By default, a call to corpus.parse or will look for files in any corpus, core, local, or virtual.

Simple searches of the corpus

When you search the corpus, music21 examines each metadata object in the metadata bundle for the whole corpus and attempts to match your search string against the contents of the various search fields saved in that metadata object.

You can use to search the metadata associated with all known corpora, core, virtual and even each local corpus:

sixEight ='6/8')
 <music21.metadata.bundles.MetadataBundle {2161 entries}>

To work with all those pieces, you can parse treat the MetadataBundle like a list and call .parse() on any element:

myPiece = sixEight[0].parse()
 'Quick Step Fusileers.'

This will return a object which you can work with like any other stream. Or if you just want to see it, there’s a convenience .show() method you can call directly on a MetadataEntry.

You can also search against a single Corpus instance, like this one which ignores anything in your local corpus:

 <music21.metadata.bundles.MetadataBundle {2161 entries}>

Because the result of every metadata search is also a metadata bundle, you can search your search results to do more complex searches. Remember that bachBundle is a collection of all works where the composer is Bach. Here we will limit to those pieces in 3/4 time:

bachBundle ='bach', 'composer')
 <music21.metadata.bundles.MetadataBundle {22 entries}>'3/4')
 <music21.metadata.bundles.MetadataBundle {5 entries}>


There are actually many more pieces by Bach in the music21 corpus, but many of them are without the metadata specifying him as a composer; his name is only in the filename. To get all the pieces by Bach use:

>>> allBach ='bach')

This will search filenames as well. We will aim to get more complete metadata in the core corpus in the near future, and would appreciate community help to achieve this goal.

Metadata search fields

When you search metadata bundles, you can search either through every search field in every metadata instance, or through a single, specific search field. As we mentioned above, searching for “bach” as a composer renders different results from searching for the word “bach” in general:'bach', 'composer')
 <music21.metadata.bundles.MetadataBundle {22 entries}>'bach', 'title')
 <music21.metadata.bundles.MetadataBundle {20 entries}>'bach')
 <music21.metadata.bundles.MetadataBundle {557 entries}>

So what fields can we actually search through?
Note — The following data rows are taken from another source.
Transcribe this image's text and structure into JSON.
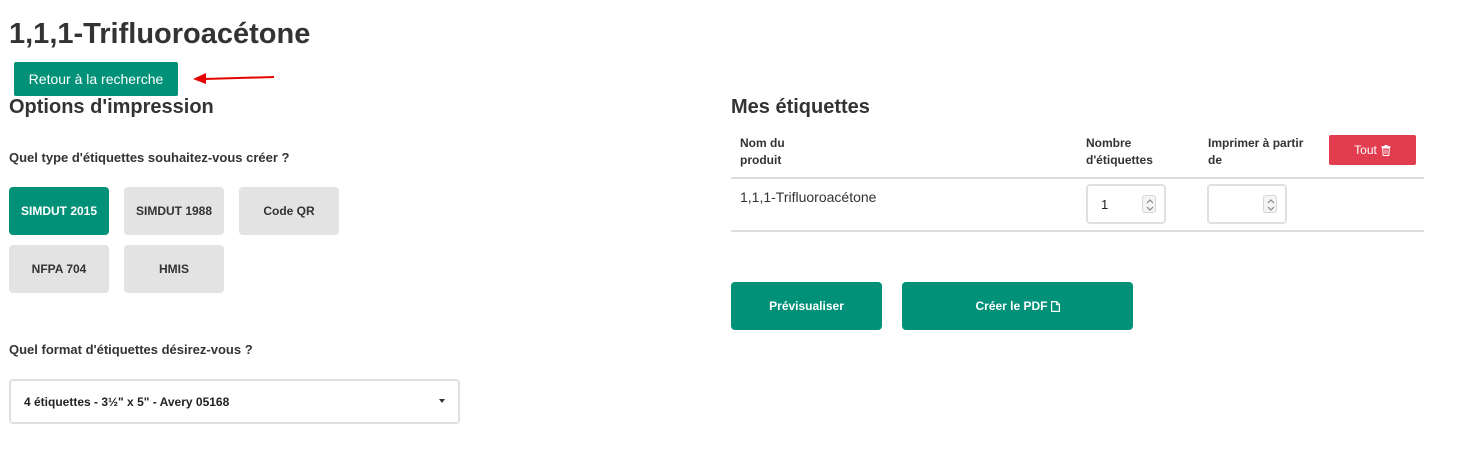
{
  "page": {
    "title": "1,1,1-Trifluoroacétone",
    "back_label": "Retour à la recherche"
  },
  "options": {
    "title": "Options d'impression",
    "type_question": "Quel type d'étiquettes souhaitez-vous créer ?",
    "types": [
      "SIMDUT 2015",
      "SIMDUT 1988",
      "Code QR",
      "NFPA 704",
      "HMIS"
    ],
    "selected_type": "SIMDUT 2015",
    "format_question": "Quel format d'étiquettes désirez-vous ?",
    "format_selected": "4 étiquettes - 3½\" x 5\" - Avery 05168"
  },
  "labels": {
    "title": "Mes étiquettes",
    "col_name_1": "Nom du",
    "col_name_2": "produit",
    "col_count_1": "Nombre",
    "col_count_2": "d'étiquettes",
    "col_start_1": "Imprimer à partir",
    "col_start_2": "de",
    "all_label": "Tout",
    "rows": [
      {
        "name": "1,1,1-Trifluoroacétone",
        "count": "1",
        "start": ""
      }
    ],
    "preview_label": "Prévisualiser",
    "pdf_label": "Créer le PDF"
  },
  "colors": {
    "accent": "#009178",
    "danger": "#e23d4f",
    "annotation_arrow": "#e60000"
  },
  "icons": {
    "all_button": "trash-icon",
    "pdf_button": "file-icon",
    "format_select": "caret-down-icon"
  }
}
You can find out like this (in v2, replace corpus.manager with corpus.corpora.Corpus):

for field in corpus.manager.listSearchFields():

This field will grow in the future now that the development team is seeing how useful this searching method can be! Now that we know what all the search fields are, we can search through some of the more obscure corners of the core corpus:'taiwan', 'locale')
 <music21.metadata.bundles.MetadataBundle {27 entries}>

What if you are not searching for an exact match? If you’re searching for short pieces, you probably don’t want to find pieces with exactly 1 note then union that set with pieces with exactly 2 notes, etc. Or for pieces from the 19th century, you won’t want to search for 1801, 1802, etc. What you can do is set up a “predicate callable” which is a function (either a full python def statement or a short lambda function) to filter the results. Each piece will be checked against your predicate and only those that return true. Here we’ll search for pieces with between 400 and 500 notes, only in the core corpus:

predicate = lambda x: 400 < x < 500
corpus.corpora.CoreCorpus().search(predicate, 'noteCount')
 <music21.metadata.bundles.MetadataBundle {113 entries}>

You can also pass in compiled regular expressions into the search. In this case we will use a regular expression likely to find Handel and Haydn and perhaps not much else:

import re
haydnOrHandel = re.compile(r'ha.d.*', re.IGNORECASE)
 <music21.metadata.bundles.MetadataBundle {186 entries}>

Unfortunately this really wasn’t a good search, since we also got folk songs with the title of “Shandy”. Best to use a ‘*^*’ search to match at the beginning of the word next time.

We’ve now gone fairly high level in our searching. We will return to the lowest level in Chapter 12: The Music21Object